#### [WHAT IS NEEDED]
Retype the material so that each line matches the original exactly.

#### [DATA FOR THE TASK]

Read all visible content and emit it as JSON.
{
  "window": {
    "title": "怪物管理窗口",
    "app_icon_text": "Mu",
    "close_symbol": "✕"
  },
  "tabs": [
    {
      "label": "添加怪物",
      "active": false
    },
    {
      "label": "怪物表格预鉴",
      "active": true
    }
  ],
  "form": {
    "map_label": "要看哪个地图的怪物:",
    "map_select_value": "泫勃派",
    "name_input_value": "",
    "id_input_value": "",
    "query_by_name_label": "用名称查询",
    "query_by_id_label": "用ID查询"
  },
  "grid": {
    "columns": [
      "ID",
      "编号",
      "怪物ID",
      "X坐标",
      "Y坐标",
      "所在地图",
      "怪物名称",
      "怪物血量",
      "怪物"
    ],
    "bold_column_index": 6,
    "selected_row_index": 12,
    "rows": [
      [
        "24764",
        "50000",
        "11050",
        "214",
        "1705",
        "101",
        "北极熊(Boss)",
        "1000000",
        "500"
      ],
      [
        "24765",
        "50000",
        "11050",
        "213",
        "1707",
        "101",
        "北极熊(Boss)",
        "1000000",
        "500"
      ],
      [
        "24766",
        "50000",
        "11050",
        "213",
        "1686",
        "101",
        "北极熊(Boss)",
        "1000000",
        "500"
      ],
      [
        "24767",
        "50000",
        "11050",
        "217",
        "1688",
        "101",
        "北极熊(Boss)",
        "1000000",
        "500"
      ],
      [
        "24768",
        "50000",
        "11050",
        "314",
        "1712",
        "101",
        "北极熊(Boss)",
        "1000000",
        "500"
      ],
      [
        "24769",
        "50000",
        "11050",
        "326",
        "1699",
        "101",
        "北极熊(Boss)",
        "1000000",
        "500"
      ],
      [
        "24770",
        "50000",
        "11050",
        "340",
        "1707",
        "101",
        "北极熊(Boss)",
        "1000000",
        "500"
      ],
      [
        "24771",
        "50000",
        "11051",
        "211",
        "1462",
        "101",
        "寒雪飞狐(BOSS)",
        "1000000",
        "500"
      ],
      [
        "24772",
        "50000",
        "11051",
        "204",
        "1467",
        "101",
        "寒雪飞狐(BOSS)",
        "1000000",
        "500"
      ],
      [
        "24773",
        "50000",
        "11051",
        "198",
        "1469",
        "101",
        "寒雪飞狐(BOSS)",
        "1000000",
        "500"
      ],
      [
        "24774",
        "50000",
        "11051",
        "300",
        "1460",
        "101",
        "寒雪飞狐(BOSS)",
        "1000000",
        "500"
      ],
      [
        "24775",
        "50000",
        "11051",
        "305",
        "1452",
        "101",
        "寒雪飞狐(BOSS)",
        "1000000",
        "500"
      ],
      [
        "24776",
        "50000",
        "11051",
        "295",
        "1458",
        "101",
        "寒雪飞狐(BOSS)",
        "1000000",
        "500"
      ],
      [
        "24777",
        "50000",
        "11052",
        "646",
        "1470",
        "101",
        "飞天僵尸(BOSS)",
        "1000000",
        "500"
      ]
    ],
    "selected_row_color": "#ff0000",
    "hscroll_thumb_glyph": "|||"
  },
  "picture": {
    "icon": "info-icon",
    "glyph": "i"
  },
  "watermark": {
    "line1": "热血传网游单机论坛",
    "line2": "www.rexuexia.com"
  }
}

#### [RESPONSE]
Read all visible content and emit it as JSON.
{
  "window": {
    "title": "怪物管理窗口",
    "app_icon_text": "Mu",
    "close_symbol": "✕"
  },
  "tabs": [
    {
      "label": "添加怪物",
      "active": false
    },
    {
      "label": "怪物表格预鉴",
      "active": true
    }
  ],
  "form": {
    "map_label": "要看哪个地图的怪物:",
    "map_select_value": "泫勃派",
    "name_input_value": "",
    "id_input_value": "",
    "query_by_name_label": "用名称查询",
    "query_by_id_label": "用ID查询"
  },
  "grid": {
    "columns": [
      "ID",
      "编号",
      "怪物ID",
      "X坐标",
      "Y坐标",
      "所在地图",
      "怪物名称",
      "怪物血量",
      "怪物"
    ],
    "bold_column_index": 6,
    "selected_row_index": 12,
    "rows": [
      [
        "24764",
        "50000",
        "11050",
        "214",
        "1705",
        "101",
        "北极熊(Boss)",
        "1000000",
        "500"
      ],
      [
        "24765",
        "50000",
        "11050",
        "213",
        "1707",
        "101",
        "北极熊(Boss)",
        "1000000",
        "500"
      ],
      [
        "24766",
        "50000",
        "11050",
        "213",
        "1686",
        "101",
        "北极熊(Boss)",
        "1000000",
        "500"
      ],
      [
        "24767",
        "50000",
        "11050",
        "217",
        "1688",
        "101",
        "北极熊(Boss)",
        "1000000",
        "500"
      ],
      [
        "24768",
        "50000",
        "11050",
        "314",
        "1712",
        "101",
        "北极熊(Boss)",
        "1000000",
        "500"
      ],
      [
        "24769",
        "50000",
        "11050",
        "326",
        "1699",
        "101",
        "北极熊(Boss)",
        "1000000",
        "500"
      ],
      [
        "24770",
        "50000",
        "11050",
        "340",
        "1707",
        "101",
        "北极熊(Boss)",
        "1000000",
        "500"
      ],
      [
        "24771",
        "50000",
        "11051",
        "211",
        "1462",
        "101",
        "寒雪飞狐(BOSS)",
        "1000000",
        "500"
      ],
      [
        "24772",
        "50000",
        "11051",
        "204",
        "1467",
        "101",
        "寒雪飞狐(BOSS)",
        "1000000",
        "500"
      ],
      [
        "24773",
        "50000",
        "11051",
        "198",
        "1469",
        "101",
        "寒雪飞狐(BOSS)",
        "1000000",
        "500"
      ],
      [
        "24774",
        "50000",
        "11051",
        "300",
        "1460",
        "101",
        "寒雪飞狐(BOSS)",
        "1000000",
        "500"
      ],
      [
        "24775",
        "50000",
        "11051",
        "305",
        "1452",
        "101",
        "寒雪飞狐(BOSS)",
        "1000000",
        "500"
      ],
      [
        "24776",
        "50000",
        "11051",
        "295",
        "1458",
        "101",
        "寒雪飞狐(BOSS)",
        "1000000",
        "500"
      ],
      [
        "24777",
        "50000",
        "11052",
        "646",
        "1470",
        "101",
        "飞天僵尸(BOSS)",
        "1000000",
        "500"
      ]
    ],
    "selected_row_color": "#ff0000",
    "hscroll_thumb_glyph": "|||"
  },
  "picture": {
    "icon": "info-icon",
    "glyph": "i"
  },
  "watermark": {
    "line1": "热血传网游单机论坛",
    "line2": "www.rexuexia.com"
  }
}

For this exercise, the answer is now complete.